In 1990, Tom retired from the corporate business world and began to paint. Self-taught, he works primarily in watercolors. His orals almost always are abstracted forms with the same intense color rendering…but the added motion of a passing breeze adds yet another element of excitement. Likewise, his landscapes capture the techniques of the Fauvists and are stylized with mountains, hills, plains and lush foliage. His still life subject matter usually captures a chair, a table, a window, a jar and simple pieces of fruit…they always capture a moment of repose and reaction, interrupted by something unknown.

In His Words…

I am a watercolorist with a strong sense of color, color theory and saturation of pigments. I layer several colors of transparent washes in different hues to give a depth and strength to the work. I use techniques such as lifting, salting, and rag rolling to achieve the different effects on my papers. I have a palette of 13 colors that helps develop a theme in my paintings. I add splashes of 14 K Liquid Gold Leaf to the finished product to give a special touch that is most eye-catching at evening and in candlelight.

As to the creativity expressed in the paintings you see, I suggest that only the Creator is creative; that is, only He can bring forth something from nothing. It is therefore my opinion that I am, as Tennyson explains, “a part of all that I have met.” It seems that we as artists are simply taking what is already created and rearranging the elements to come up with a line, a color, a theme that is unique to our natures and personalities.

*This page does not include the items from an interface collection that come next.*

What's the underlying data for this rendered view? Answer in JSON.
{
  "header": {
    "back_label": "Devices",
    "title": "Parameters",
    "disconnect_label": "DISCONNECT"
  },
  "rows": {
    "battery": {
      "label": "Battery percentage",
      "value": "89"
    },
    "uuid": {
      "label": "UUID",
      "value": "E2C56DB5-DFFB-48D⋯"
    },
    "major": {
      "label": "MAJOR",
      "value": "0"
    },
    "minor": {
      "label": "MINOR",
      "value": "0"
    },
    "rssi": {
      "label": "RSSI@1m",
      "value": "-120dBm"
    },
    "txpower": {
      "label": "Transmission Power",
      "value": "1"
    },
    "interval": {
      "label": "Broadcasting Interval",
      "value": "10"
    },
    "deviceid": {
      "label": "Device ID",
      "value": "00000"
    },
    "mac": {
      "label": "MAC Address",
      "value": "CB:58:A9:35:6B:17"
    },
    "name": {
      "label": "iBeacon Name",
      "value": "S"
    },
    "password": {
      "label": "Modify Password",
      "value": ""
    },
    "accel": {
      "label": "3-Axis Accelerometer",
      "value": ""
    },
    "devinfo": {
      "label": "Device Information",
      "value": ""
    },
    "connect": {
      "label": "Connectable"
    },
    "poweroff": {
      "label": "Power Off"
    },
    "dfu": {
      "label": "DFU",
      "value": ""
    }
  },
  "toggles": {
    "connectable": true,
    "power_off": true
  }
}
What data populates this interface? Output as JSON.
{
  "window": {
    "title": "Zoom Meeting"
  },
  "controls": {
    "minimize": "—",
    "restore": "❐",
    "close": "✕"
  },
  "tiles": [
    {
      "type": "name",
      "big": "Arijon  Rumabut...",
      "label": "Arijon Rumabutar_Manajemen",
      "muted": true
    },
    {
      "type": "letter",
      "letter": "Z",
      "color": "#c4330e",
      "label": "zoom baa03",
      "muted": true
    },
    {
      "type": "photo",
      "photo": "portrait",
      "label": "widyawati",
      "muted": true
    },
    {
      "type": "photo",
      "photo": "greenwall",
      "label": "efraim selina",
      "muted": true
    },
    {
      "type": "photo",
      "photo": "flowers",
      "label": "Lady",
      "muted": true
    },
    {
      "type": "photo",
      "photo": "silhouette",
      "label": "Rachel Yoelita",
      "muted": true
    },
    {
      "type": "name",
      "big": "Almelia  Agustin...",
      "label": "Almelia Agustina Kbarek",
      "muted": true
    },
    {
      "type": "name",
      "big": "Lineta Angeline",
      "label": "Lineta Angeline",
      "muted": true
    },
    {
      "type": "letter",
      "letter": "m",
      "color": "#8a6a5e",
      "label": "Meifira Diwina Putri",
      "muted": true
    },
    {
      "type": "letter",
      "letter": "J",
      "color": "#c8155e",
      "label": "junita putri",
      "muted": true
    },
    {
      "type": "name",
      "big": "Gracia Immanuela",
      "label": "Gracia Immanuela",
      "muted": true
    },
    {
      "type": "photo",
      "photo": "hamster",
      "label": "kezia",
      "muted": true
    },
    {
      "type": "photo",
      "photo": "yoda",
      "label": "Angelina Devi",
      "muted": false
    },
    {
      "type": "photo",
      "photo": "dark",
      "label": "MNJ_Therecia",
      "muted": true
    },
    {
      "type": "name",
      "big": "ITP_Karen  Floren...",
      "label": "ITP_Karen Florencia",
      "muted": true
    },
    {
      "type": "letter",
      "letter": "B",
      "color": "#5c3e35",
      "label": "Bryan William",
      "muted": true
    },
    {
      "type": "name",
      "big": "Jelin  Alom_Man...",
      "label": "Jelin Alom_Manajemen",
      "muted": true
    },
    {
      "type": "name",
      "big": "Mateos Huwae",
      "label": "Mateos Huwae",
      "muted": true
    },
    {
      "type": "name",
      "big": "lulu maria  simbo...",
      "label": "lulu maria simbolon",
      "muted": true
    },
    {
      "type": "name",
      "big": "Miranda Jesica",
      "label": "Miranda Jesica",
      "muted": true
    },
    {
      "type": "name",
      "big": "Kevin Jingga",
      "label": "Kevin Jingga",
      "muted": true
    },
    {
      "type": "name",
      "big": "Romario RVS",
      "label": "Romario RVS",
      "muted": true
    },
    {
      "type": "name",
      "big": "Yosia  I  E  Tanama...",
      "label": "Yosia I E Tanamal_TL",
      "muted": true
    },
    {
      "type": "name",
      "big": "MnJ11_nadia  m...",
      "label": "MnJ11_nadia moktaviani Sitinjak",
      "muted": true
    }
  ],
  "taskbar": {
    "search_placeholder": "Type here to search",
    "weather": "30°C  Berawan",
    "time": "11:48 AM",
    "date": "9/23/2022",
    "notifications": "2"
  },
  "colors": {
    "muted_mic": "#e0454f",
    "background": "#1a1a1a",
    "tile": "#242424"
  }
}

The expressions you observe are tell-tale snippets of my temperament: delight in the earth’s abundant glories, peace with the life process, and excitement over what is yet to come. There is not a lot of angst in my life and I hope that comes through in my paintings. My most coveted response is when someone comes into my display and says, “This stuff makes me happy!”